Champ Clark

James Beauchamp " Champ " Clark ( born March 7, 1850 in Lawrenceburg, Anderson County, Kentucky; † March 2, 1921 in Washington, DC ) was an American politician of the Democratic Party, a member of the U.S. House of Representatives for Missouri and speaker of the house of Representatives.


Career and deputy

After attending public schools (Common Schools ), he studied at the University of Kentucky and then at Bethany College in West Virginia, which he completed in 1873. He then studied law at the Law School of the University of Cincinnati and graduated in 1875 from. He was also the 1873-1874 President of Marshall College in West Virginia. After his admission he began in 1875 not only a career as a lawyer, but was also also the editor of a daily newspaper. In 1876 he settled in Bowling Green and was 1878-1881 Attorney ( City Attorney ) of the cities Bowling Green and Louisiana. Later, he was from 1885 to 1889, first Deputy Representatives and then the defendant can ( Prosecuting Attorney ) of Pike County.
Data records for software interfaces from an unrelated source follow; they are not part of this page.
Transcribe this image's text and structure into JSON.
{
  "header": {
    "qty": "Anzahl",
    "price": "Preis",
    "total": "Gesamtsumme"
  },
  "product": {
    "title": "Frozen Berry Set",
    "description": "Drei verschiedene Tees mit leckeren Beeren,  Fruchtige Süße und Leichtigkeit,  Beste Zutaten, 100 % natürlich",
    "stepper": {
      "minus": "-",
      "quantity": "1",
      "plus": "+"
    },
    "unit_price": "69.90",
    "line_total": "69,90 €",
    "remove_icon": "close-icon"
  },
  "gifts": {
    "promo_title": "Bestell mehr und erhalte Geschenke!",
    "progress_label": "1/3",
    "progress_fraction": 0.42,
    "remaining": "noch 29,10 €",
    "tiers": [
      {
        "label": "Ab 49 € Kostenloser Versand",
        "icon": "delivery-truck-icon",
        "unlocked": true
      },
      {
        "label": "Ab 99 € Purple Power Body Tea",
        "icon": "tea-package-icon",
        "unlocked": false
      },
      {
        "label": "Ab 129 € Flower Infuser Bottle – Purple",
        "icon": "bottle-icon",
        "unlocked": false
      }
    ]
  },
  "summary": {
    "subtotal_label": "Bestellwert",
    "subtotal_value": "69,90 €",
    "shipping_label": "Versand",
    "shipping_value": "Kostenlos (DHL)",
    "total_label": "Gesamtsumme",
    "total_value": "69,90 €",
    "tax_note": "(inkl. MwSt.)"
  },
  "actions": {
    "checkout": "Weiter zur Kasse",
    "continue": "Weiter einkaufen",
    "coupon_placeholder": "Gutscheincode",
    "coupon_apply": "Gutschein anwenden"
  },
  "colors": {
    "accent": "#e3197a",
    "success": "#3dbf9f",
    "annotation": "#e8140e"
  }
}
His political career began as a deputy in Clark House of Representatives from Missouri, in which he was elected in 1889 and 1891. He was also a delegate to the 1891 Trans-Mississippi Congress in May. In 1892 he was first elected for the Democrats in the U.S. Repräsentenhaus and represented there for a legislative period of 4 March 1893 to 3 March 1895 9 electoral district of Missouri. In 1894 he was defeated in the congressional elections his Republican challenger William M. Treloar.

In 1896 he succeeded in turn a victory against Treloar. After eleven subsequent re- elections he represented again on 4 March 1897 to his death in the 9th Congressional District of Missouri in the U.S. House of Representatives.
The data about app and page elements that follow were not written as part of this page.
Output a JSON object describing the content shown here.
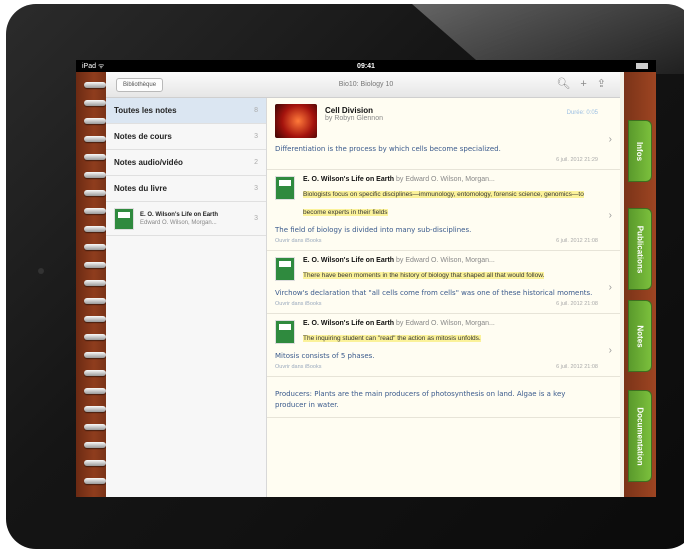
{
  "status_bar": {
    "carrier": "iPad ᯤ",
    "time": "09:41"
  },
  "toolbar": {
    "library_label": "Bibliothèque",
    "title": "Bio10: Biology 10",
    "icons": [
      "search-icon",
      "add-icon",
      "share-icon"
    ],
    "search_glyph": "🔍︎",
    "add_glyph": "+",
    "share_glyph": "⇪"
  },
  "sidebar": {
    "items": [
      {
        "label": "Toutes les notes",
        "count": "8"
      },
      {
        "label": "Notes de cours",
        "count": "3"
      },
      {
        "label": "Notes audio/vidéo",
        "count": "2"
      },
      {
        "label": "Notes du livre",
        "count": "3"
      }
    ],
    "book": {
      "title": "E. O. Wilson's Life on Earth",
      "author": "Edward O. Wilson, Morgan...",
      "count": "3"
    }
  },
  "notes": [
    {
      "title": "Cell Division",
      "byline": "by Robyn Glennon",
      "done": "Durée: 0:05",
      "text": "Differentiation is the process by which cells become specialized.",
      "date": "6 juil. 2012 21:29"
    },
    {
      "book_title": "E. O. Wilson's Life on Earth",
      "book_byline": "by Edward O. Wilson, Morgan...",
      "highlight": "Biologists focus on specific disciplines—immunology, entomology, forensic science, genomics—to become experts in their fields",
      "text": "The field of biology is divided into many sub-disciplines.",
      "link": "Ouvrir dans iBooks",
      "date": "6 juil. 2012 21:08"
    },
    {
      "book_title": "E. O. Wilson's Life on Earth",
      "book_byline": "by Edward O. Wilson, Morgan...",
      "highlight": "There have been moments in the history of biology that shaped all that would follow.",
      "text": "Virchow's declaration that \"all cells come from cells\" was one of these historical moments.",
      "link": "Ouvrir dans iBooks",
      "date": "6 juil. 2012 21:08"
    },
    {
      "book_title": "E. O. Wilson's Life on Earth",
      "book_byline": "by Edward O. Wilson, Morgan...",
      "highlight": "The inquiring student can \"read\" the action as mitosis unfolds.",
      "text": "Mitosis consists of 5 phases.",
      "link": "Ouvrir dans iBooks",
      "date": "6 juil. 2012 21:08"
    },
    {
      "text": "Producers: Plants are the main producers of photosynthesis on land. Algae is a key producer in water."
    }
  ],
  "tabs": [
    "Infos",
    "Publications",
    "Notes",
    "Documentation"
  ],
  "chevron": "›"
}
Minority Leader and Speaker of the House

Between 1908 and March 1911 was Clark as Minority Leader Group Chairman and thus opposition leader of the Democrats in the House of Representatives.

After that he was on April 4, 1911 to March 3, 1919 to Speaker ( Speaker) of the House and had thus before his predecessor Joseph Gurney Cannon the hitherto longest tenure in this office.

For the presidential election in the United States in 1912 Clark was next to Woodrow Wilson, governor of New Jersey, Judson Harmon, Governor of Ohio, Oscar Underwood, a congressman from Alabama, and Thomas R. Marshall, Governor of Indiana, on the possible Democratic presidential candidates. At the Democratic National Convention in Baltimore ultimately resulted in a duel between Clark and Wilson, with Clark at first always occupied in all ballots the first place, but at no time reach the necessary two-thirds majority was. As the three-time presidential candidate William Jennings Bryan - later Secretary of State in the Cabinet Wilson - then his influence and argued a number of delegates brought to give her voice Wilson, this received the necessary majority on the 46th ballot.

After losing the Democratic majority after the elections to the 66th U.S. Congress he was on 4 March 1919 until his death again Minority Leader and leader of the opposition Democrats. In the elections to the 67th U.S. Congress, 1920, he was struck by a defeat against his Republican challenger Theodore W. Hukriede. One day before the end of his mandate died Champ Clark. After his death he was buried in the City Cemetery of Bowling Green.

To him, the, completed in June 1928 Champ Clark Bridge on U.S. Highway 54 was named in honor of leading the five fields across the Mississippi River and connects the city of Louisiana in Missouri with Illinois belonging to the eastern shore. His house in Bowling Green is one of the National Historic Landmarks in Missouri.

His son, Bennett Champ Clark was U.S. Senator for Missouri and judge at the Federal Court of Appeals for the District of Columbia.